The same day that President Obama signed health-care reform, Sen. Jim DeMint introduced legislation to repeal it. “This fight isn’t over yet,” vowed the South Carolina Republican. “The American people cherish their freedom and will defend it this November.” His bill, which has 14 other Senate co-sponsors, may seem quixotic; it obviously won’t pass anytime soon, and the GOP is divided on how exactly “repeal” would work. Yet the broader movement that DeMint has championed may play a significant role in the 2010 elections.
Back in mid-January, well before the House of Representatives approved Obamacare, the free-market Club for Growth (CFG) began asking federal lawmakers, candidates, and ordinary citizens to pledge their support for a repeal-and-replace strategy. As of Thursday afternoon, 67 incumbent House and Senate members had signed the CFG’s online “Repeal It” pledge, along with 287 official candidates. None of them are Democrats (no surprise there), but the Republican signatories include moderates and conservatives alike.

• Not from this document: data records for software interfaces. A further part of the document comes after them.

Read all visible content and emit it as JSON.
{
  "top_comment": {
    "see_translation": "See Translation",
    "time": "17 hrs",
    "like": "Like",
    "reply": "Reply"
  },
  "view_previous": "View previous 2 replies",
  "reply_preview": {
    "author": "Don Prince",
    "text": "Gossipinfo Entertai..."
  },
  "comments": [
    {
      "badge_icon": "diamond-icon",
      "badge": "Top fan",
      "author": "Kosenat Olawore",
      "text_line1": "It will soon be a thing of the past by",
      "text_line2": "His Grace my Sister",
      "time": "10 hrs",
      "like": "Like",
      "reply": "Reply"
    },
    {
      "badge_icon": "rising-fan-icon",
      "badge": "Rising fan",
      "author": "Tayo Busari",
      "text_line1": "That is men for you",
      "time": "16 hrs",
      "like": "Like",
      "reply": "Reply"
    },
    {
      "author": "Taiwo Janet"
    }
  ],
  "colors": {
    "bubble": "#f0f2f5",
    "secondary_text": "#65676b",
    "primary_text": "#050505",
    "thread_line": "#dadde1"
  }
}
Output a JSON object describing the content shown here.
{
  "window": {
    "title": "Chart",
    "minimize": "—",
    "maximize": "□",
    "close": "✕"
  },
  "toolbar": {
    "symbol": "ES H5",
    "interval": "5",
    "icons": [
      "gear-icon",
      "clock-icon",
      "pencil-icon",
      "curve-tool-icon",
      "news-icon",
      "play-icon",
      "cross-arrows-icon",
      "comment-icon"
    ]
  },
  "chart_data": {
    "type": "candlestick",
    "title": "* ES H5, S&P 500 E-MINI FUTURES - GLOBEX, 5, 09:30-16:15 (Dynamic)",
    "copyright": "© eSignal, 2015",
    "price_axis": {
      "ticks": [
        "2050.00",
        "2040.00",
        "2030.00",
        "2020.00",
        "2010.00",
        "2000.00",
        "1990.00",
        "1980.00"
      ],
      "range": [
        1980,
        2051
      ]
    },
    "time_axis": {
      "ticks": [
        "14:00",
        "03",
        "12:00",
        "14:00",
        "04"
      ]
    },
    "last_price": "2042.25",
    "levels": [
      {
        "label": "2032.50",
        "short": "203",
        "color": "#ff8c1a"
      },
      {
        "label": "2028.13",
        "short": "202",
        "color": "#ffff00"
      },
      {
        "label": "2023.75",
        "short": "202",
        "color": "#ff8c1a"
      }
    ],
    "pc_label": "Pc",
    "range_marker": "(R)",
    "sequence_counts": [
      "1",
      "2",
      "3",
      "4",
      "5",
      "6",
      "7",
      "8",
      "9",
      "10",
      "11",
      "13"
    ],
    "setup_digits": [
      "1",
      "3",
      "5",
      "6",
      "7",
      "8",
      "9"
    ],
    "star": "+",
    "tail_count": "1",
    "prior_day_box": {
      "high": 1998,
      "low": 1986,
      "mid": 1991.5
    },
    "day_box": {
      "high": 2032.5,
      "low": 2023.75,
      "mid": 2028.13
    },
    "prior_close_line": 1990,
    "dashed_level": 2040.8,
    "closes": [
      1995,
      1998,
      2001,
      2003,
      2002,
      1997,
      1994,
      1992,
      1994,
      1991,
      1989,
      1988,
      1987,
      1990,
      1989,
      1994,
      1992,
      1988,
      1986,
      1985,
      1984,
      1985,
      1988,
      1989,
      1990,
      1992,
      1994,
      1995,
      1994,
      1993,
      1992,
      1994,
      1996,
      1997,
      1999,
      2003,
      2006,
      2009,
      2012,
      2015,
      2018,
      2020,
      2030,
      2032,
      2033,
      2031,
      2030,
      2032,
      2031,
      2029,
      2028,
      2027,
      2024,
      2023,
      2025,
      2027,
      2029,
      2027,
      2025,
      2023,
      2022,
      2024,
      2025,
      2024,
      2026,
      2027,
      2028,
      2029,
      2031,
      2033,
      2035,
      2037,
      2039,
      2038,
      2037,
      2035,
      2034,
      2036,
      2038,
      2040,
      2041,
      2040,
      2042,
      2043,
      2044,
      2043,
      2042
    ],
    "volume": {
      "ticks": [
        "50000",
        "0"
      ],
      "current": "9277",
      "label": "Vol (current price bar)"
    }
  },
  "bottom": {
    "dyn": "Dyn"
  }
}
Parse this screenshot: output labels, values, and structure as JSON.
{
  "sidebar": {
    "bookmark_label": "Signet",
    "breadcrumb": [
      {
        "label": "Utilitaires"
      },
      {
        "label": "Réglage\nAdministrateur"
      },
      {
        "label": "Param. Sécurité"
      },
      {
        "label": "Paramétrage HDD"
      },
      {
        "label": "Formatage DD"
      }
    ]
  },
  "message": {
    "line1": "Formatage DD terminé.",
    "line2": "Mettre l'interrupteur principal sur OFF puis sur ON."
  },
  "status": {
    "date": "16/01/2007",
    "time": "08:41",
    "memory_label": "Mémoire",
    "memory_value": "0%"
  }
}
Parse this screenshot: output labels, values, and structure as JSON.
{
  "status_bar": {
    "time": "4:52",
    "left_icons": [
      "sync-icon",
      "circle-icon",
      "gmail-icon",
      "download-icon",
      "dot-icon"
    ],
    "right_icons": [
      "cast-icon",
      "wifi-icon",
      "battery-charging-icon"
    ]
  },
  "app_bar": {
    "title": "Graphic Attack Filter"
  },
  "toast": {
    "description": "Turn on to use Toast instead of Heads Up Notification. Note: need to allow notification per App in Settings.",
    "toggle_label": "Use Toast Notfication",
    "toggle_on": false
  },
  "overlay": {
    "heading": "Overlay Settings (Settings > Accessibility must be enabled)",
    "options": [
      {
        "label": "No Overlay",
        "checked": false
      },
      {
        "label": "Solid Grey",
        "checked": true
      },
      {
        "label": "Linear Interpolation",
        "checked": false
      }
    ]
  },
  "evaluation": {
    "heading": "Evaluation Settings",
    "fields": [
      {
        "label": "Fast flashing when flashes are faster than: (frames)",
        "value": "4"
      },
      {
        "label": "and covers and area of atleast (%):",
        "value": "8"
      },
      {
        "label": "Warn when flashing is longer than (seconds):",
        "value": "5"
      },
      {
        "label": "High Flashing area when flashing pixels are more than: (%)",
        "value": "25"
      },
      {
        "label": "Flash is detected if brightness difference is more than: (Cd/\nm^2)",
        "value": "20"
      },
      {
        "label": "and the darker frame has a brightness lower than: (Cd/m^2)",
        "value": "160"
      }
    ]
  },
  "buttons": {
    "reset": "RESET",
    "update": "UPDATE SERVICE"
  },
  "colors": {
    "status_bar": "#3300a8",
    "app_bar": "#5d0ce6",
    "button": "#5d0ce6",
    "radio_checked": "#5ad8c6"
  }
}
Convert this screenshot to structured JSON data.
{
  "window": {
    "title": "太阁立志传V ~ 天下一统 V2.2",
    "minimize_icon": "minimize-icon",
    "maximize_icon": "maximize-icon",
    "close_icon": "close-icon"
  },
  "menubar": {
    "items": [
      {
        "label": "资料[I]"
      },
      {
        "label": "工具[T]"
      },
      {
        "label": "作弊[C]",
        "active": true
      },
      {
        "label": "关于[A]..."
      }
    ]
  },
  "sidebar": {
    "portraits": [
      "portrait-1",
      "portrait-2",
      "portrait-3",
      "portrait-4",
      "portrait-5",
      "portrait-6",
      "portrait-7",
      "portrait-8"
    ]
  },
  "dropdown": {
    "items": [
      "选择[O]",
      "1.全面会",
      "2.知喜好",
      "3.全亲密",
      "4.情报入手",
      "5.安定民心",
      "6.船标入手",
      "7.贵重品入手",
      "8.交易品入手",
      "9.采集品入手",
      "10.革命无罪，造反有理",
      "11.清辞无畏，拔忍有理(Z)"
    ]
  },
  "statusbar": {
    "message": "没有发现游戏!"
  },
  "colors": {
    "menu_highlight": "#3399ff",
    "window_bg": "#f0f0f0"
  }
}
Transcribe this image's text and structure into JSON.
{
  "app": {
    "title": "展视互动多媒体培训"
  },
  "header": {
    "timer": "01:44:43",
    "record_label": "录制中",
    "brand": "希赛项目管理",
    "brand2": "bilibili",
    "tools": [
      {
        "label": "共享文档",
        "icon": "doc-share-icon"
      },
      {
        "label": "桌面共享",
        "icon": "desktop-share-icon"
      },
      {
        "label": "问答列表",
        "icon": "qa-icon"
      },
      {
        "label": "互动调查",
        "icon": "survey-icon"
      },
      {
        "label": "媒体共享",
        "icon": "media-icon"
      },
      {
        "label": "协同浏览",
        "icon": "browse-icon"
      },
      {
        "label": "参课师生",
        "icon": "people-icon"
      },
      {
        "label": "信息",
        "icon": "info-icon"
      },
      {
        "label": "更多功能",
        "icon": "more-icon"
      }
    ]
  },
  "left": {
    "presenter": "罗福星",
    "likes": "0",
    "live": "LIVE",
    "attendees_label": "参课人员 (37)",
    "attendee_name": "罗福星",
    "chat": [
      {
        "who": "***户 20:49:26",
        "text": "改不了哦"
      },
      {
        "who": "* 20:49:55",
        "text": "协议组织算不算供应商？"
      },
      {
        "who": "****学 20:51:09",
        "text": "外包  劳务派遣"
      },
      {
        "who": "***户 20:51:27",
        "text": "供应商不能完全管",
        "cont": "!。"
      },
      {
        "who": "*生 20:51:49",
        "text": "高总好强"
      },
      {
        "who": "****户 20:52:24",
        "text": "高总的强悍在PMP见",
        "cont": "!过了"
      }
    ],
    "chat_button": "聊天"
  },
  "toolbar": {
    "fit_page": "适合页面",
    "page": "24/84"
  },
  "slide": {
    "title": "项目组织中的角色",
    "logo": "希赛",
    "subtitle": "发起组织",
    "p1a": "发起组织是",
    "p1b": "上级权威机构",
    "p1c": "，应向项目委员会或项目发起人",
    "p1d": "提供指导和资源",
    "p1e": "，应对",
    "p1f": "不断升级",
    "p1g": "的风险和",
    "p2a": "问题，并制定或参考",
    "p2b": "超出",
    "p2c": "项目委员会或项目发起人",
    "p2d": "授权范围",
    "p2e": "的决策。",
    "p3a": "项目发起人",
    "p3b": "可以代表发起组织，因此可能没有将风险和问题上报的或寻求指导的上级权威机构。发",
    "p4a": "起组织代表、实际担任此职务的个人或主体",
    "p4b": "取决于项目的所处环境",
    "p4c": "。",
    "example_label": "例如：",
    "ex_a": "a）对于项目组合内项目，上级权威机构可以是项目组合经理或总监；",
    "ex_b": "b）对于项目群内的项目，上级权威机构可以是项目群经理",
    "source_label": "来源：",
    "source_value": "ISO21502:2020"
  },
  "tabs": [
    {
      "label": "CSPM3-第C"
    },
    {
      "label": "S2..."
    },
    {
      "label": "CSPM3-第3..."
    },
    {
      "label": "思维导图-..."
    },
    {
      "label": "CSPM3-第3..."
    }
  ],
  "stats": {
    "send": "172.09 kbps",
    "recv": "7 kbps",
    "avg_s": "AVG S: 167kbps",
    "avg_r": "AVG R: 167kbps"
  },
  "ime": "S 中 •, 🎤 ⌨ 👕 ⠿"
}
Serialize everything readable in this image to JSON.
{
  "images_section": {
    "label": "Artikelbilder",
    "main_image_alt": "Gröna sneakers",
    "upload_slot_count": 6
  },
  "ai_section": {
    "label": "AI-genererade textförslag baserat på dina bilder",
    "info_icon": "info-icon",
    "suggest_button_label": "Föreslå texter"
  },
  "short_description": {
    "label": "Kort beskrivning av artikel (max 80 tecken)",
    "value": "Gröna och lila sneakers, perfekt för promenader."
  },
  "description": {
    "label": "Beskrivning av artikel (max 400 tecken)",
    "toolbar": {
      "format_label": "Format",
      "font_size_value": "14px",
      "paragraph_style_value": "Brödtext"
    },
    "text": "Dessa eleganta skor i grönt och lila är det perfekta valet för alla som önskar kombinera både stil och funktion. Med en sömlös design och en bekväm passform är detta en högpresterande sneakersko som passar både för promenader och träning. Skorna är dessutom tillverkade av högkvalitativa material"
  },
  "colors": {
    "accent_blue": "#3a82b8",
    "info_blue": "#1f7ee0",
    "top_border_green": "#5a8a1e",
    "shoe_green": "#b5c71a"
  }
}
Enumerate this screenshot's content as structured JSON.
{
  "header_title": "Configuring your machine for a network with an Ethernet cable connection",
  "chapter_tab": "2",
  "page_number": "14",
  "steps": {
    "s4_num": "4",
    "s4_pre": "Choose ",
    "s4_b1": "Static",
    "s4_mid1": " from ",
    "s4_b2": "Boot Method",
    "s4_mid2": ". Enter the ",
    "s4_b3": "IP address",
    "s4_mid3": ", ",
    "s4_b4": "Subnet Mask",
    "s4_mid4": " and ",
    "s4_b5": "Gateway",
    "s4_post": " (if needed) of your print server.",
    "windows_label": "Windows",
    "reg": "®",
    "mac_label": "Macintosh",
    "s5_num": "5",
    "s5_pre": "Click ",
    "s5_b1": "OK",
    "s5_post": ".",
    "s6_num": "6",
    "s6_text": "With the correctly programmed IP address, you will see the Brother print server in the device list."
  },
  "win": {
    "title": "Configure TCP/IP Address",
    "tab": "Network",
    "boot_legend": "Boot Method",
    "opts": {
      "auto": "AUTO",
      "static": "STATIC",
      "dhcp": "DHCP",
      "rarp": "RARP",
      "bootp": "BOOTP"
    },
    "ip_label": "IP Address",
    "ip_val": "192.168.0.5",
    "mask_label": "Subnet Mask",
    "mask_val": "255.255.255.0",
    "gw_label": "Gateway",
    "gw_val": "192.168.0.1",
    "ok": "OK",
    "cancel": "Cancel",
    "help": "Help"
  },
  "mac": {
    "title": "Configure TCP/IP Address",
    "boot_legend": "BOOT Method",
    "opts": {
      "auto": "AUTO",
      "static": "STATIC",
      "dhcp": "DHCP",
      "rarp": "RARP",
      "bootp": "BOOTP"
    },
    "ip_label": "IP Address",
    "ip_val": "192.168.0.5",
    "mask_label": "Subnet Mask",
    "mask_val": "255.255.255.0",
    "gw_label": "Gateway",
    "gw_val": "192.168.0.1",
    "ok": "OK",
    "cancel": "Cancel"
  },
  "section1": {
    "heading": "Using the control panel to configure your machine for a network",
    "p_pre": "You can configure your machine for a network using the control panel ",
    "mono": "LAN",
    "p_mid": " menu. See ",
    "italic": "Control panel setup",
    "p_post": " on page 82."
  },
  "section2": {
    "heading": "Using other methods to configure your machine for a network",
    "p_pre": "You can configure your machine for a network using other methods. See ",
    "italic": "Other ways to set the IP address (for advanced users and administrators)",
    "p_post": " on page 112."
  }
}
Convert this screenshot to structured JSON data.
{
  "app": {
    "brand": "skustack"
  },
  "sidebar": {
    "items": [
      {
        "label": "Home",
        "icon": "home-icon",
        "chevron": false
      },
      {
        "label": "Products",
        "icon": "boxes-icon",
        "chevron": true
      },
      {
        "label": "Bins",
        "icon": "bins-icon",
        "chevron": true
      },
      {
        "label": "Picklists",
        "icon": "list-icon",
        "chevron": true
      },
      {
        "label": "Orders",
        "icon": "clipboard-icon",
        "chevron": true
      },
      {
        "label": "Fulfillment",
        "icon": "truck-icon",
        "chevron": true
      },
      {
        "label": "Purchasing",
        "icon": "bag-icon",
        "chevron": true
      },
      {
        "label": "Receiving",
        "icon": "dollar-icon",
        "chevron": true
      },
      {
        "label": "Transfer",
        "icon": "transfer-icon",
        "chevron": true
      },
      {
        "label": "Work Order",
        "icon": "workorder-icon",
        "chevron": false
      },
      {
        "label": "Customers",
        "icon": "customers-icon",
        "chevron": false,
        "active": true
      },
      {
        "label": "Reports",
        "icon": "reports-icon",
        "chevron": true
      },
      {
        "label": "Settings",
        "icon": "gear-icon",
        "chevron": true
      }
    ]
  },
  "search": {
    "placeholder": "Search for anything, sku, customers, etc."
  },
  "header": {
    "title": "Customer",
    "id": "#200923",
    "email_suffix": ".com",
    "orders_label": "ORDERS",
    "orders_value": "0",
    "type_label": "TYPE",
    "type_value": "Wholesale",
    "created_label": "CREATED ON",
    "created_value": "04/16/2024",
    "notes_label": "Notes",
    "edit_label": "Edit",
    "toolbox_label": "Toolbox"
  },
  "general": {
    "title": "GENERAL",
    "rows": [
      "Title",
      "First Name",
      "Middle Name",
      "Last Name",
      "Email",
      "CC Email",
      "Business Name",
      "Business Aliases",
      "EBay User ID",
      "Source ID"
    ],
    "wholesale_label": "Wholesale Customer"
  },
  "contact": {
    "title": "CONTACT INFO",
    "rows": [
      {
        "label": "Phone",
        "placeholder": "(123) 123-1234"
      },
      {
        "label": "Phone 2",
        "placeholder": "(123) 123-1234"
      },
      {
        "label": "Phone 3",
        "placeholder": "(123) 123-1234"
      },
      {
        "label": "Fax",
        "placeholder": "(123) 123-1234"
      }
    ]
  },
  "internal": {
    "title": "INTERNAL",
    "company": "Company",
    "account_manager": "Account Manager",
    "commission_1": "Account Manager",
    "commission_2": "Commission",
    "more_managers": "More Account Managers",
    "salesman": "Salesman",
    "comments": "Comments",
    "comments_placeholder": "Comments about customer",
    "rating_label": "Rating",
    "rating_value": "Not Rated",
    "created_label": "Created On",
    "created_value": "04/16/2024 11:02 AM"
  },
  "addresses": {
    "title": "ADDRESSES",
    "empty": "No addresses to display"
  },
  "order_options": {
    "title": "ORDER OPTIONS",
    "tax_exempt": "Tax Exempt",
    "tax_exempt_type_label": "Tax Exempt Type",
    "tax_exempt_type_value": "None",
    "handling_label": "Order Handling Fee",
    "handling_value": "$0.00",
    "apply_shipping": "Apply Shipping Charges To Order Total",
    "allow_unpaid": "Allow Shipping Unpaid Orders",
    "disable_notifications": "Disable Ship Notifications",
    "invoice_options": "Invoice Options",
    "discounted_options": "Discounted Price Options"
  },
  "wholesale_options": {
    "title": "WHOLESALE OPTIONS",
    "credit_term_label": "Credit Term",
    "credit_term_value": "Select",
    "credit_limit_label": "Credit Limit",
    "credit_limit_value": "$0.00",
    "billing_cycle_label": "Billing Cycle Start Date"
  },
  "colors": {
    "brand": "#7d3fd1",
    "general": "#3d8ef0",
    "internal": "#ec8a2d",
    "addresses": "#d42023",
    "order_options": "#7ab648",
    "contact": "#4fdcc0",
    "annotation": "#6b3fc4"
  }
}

“We’ve gotten pledges from all over the country,” says CFG spokesman Mike Connolly. Among GOP Senate hopefuls, the pledgers include everyone from Illinois congressman Mark Kirk (who co-chairs the “Tuesday Group,” a collection of moderate House Republicans, and who voted for the Waxman-Markey cap-and-trade energy bill), to California businesswoman Carly Fiorina (the erstwhile Hewlett-Packard CEO who advised the 2008 McCain campaign), to former Florida house speaker Marco Rubio (who has emerged as a darling of national conservatives).
The language for candidates reads as follows: “I hereby pledge to the people of my district/state upon my election to the U.S. House of Representatives/U.S. Senate, to sponsor and support legislation to repeal any federal health care takeover passed in 2010, and replace it with real reforms that lower health care costs without growing government.”
As of Thursday afternoon, the most prominent Republican Senate candidates who had not signed the CFG pledge were Tom Campbell of California, Mike Castle of Delaware, Dan Coats and John Hostettler of Indiana, Charlie Crist of Florida, Linda McMahon and Rob Simmons of Connecticut, and Rob Portman of Ohio. Yet nearly all of them have publicly endorsed some version of “repeal and replace.”